My Grandfather and Grandmother on my father’s side were not informed of my whereabouts until some while after I had been at Stony Stratford. I went to live with them when I left Fegans. They told me that had they

known at the time, they would have taken me then. But I now know that a loving Heavenly Father had other plans, that I was destined to become a Fegan boy, and I will never be able to praise Him enough for taking me and settling me in the family of Fegans.”

Ken had one sister, who sadly died at the age of eight months. After his father’s remarriage, he gained a step sister and step brother. Ken’s only sad memory of being at Fegans’ was that his mother died when he as at Stony Stratford.

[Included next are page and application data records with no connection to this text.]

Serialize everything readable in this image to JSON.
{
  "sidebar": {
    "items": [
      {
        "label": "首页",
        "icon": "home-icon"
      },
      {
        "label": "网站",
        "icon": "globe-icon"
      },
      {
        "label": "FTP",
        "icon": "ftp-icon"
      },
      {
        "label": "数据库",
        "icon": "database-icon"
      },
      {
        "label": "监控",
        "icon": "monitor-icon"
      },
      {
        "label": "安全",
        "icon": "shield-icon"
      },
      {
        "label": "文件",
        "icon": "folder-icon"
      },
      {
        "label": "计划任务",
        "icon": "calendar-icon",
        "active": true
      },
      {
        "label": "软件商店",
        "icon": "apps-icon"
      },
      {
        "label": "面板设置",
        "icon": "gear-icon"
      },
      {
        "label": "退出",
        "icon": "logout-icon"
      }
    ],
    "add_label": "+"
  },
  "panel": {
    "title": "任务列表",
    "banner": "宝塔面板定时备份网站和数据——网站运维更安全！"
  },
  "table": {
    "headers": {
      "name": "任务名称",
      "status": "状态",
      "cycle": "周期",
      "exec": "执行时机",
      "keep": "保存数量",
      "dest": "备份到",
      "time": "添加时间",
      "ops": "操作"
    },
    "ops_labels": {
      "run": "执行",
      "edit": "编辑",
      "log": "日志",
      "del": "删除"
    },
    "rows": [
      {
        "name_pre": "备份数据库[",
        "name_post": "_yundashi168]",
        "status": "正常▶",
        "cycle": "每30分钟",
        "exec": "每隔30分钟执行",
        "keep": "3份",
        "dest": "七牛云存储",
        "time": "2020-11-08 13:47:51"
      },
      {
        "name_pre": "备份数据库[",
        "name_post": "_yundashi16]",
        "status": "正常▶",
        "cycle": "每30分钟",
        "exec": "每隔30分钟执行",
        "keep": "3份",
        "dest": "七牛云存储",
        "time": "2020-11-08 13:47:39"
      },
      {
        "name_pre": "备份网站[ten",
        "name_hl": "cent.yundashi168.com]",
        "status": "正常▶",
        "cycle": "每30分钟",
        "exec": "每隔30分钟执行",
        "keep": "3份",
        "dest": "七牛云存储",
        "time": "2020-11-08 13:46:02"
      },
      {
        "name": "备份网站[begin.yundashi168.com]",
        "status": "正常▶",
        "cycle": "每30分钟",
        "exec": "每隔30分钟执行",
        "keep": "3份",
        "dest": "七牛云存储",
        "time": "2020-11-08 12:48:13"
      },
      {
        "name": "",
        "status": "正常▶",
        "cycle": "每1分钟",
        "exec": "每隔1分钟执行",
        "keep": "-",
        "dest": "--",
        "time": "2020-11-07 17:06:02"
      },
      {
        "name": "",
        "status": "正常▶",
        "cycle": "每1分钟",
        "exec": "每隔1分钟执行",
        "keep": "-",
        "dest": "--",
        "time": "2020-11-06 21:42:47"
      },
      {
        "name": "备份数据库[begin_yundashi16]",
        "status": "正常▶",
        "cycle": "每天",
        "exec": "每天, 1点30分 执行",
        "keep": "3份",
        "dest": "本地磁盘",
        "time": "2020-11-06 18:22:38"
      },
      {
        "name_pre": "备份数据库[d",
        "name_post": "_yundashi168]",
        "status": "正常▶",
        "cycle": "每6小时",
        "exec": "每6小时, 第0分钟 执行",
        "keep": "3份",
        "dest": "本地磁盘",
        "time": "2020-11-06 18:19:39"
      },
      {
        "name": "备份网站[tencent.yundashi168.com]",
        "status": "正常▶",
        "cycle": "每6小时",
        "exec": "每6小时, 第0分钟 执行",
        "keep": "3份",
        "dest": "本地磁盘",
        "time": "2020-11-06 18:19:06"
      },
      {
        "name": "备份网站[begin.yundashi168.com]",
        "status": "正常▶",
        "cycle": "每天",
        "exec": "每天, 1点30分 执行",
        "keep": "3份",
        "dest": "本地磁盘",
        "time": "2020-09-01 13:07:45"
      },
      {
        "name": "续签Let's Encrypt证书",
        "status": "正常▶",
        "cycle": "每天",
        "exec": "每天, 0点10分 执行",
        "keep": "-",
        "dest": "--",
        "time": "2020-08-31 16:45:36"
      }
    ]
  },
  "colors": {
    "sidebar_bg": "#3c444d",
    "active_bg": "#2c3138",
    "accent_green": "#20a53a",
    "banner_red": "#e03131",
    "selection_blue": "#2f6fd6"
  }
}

He had not seen her since he was five years old. Apparently she did ask to see him, but circumstances would not allow this to happen. Ken reflects that things would be very different now, with more social care and understanding.

Remembering that Ken went to Fegans in 1939 and remained there during World War Two, he recalls eating rather well, despite rationing being imposed country-wide. He was not a fussy eater and in fact put on weight and noticed his health and physique improve greatly whilst in the care of Fegans.

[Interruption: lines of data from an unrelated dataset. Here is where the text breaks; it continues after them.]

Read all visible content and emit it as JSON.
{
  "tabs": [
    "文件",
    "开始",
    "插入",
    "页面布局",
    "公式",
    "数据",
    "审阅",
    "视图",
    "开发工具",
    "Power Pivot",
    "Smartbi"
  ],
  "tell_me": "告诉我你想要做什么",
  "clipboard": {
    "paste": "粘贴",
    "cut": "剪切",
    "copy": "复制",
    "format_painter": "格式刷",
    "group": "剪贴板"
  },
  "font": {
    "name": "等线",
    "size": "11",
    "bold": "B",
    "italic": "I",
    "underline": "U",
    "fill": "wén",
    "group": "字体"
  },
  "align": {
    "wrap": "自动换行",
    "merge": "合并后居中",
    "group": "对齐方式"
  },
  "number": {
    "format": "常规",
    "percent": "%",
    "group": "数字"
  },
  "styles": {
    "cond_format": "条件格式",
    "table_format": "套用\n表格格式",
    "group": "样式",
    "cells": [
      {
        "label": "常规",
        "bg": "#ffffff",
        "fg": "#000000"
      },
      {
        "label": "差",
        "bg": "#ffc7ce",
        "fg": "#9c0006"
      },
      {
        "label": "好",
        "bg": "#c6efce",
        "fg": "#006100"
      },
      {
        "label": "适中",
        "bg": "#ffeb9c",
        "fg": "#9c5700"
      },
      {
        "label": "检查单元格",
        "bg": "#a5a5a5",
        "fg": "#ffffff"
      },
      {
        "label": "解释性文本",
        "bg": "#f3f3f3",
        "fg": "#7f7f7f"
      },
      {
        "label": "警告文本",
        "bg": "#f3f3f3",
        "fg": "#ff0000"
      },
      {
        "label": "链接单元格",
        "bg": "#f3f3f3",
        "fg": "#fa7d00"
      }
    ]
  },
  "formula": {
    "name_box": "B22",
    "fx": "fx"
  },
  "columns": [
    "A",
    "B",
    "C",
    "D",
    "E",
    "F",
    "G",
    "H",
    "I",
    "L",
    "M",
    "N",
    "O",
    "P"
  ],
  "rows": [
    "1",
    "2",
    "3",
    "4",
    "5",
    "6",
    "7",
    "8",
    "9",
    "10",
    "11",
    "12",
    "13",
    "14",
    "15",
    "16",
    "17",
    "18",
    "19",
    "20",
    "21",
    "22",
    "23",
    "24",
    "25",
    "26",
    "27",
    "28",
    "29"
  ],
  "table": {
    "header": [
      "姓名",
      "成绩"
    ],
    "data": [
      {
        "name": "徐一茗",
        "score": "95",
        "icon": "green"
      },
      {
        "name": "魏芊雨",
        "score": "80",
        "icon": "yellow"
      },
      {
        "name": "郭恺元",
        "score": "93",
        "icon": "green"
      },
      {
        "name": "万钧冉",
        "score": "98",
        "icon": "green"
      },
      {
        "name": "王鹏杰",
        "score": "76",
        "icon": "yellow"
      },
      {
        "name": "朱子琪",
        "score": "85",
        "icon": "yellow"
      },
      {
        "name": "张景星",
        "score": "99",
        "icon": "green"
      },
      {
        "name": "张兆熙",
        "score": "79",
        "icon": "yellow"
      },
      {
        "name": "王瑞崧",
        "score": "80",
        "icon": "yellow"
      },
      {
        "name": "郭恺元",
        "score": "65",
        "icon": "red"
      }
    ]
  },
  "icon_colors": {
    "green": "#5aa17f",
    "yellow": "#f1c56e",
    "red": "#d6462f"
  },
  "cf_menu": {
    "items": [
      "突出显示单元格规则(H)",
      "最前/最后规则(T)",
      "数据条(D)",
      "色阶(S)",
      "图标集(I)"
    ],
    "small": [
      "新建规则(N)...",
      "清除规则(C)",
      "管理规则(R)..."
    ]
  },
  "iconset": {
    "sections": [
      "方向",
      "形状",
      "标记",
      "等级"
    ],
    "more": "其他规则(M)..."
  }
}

Like many boys he also remembers enjoying lots of physical activities; inter-house sports, football, cricket, indoor games during the winter and gymnastics.

Most of the time he got on well with the staff, except for two housemasters, who Ken feels didn’t seem to be able to differentiate between real mischief and good clean fun between boys. One of them had a nasty habit of banging boys’ heads together which was stupid and dangerous, and certainly wouldn’t be tolerated today. Ken became wary of these two Masters, understandably.

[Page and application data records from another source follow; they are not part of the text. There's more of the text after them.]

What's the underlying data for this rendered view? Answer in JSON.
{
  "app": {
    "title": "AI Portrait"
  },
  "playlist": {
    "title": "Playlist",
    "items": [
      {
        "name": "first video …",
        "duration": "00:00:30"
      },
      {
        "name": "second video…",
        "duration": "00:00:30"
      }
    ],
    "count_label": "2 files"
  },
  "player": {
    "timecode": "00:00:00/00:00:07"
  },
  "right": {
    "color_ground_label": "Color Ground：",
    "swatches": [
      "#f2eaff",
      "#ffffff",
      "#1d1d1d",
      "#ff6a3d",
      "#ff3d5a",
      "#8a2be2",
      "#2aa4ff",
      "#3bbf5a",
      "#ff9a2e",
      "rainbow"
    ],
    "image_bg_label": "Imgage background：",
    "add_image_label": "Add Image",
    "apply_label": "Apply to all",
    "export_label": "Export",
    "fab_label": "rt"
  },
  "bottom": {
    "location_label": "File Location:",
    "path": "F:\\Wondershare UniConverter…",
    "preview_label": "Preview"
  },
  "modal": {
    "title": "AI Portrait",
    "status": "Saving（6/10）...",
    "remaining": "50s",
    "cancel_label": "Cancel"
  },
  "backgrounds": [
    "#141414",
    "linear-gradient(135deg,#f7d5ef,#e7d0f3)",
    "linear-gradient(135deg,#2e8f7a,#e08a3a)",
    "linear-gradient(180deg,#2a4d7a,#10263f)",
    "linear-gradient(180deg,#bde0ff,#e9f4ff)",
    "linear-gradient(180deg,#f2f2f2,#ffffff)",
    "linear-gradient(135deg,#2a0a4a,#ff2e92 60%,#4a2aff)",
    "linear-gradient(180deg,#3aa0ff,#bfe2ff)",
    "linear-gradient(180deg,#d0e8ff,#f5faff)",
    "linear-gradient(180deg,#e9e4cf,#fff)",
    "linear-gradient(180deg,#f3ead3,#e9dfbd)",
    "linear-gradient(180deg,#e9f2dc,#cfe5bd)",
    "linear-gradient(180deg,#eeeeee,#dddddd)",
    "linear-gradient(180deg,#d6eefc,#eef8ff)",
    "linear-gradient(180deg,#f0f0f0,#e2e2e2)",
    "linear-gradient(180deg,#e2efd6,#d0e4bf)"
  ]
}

Ken remembers being taken out on one occasion for a day with another boy, but can’t remember where they went. He also remembers a Summer Camp on the Dunstable Downs. When Ken worked as the Superintendant’s wife’s houseboy, he was granted the privilege of being able to go out on his own for just half a day a week.

Of course, as do all Fegans boys, Ken did ‘chores’. General duties and washing up of course! He also did a spell as relief Boiler Boy, where some of the cooking was done. As a working boy, he proudly did the job for three months. He was also Mrs Bennett’s House Boy for three months before he went to the Farm at Goudhurst.

Ken also recalls that some boys were always getting into trouble doing stupid things, but he adopted a middle-of-the-road approach of not being an “out and out goodie, and avoiding things that other boys were getting into trouble for”. He did receive a couple of bad marks, but nothing too serious.

Ken was asked if he was a good scholar; “Before entering Fegans I had an interrupted and spasmodic education for reasons of family breakdown and ill health, but I settled down at Stony Stratford, and finished my schooling there as top boy in Mr Swell’s class. I still have my final school report from him”.

The War came to an end before Ken’s 18th birthday and as he was involved in farming and agriculture, he was exempt from any military action and was also exempted from National Service.

When Ken left Fegans he continued for the next ten years to work in farming, agriculture and horticulture whilst living with his grandparents in Ash, Surrey. After they passed on, he retrained in the construction industry. During this time, he also started his preaching ministry and was very involved in Church life, working with young people, the Kings Own Bible class etc.

His career in construction allowed him to train as a Bricklayer, and finishing his career as an adult education and training officer. During an interim period between a change of jobs Ken occupied his time by working with another Evangelist, using a Gospel tent and caravan to preach the word of the Lord.

Ken married Shirley in 1957 at St Peter’s Church, Ash, Surrey, but sadly Shirley died in 2016. Ken has fond memories of Shirley and met her when they both attended a local Chapel in Ash. They had two daughters, Anne and Christine and they are both married. Ken enjoys six grandchildren, three boys and three girls and at the time of writing, the youngest is 25 and the eldest, 34.

Ken Clarke
(July, 2017)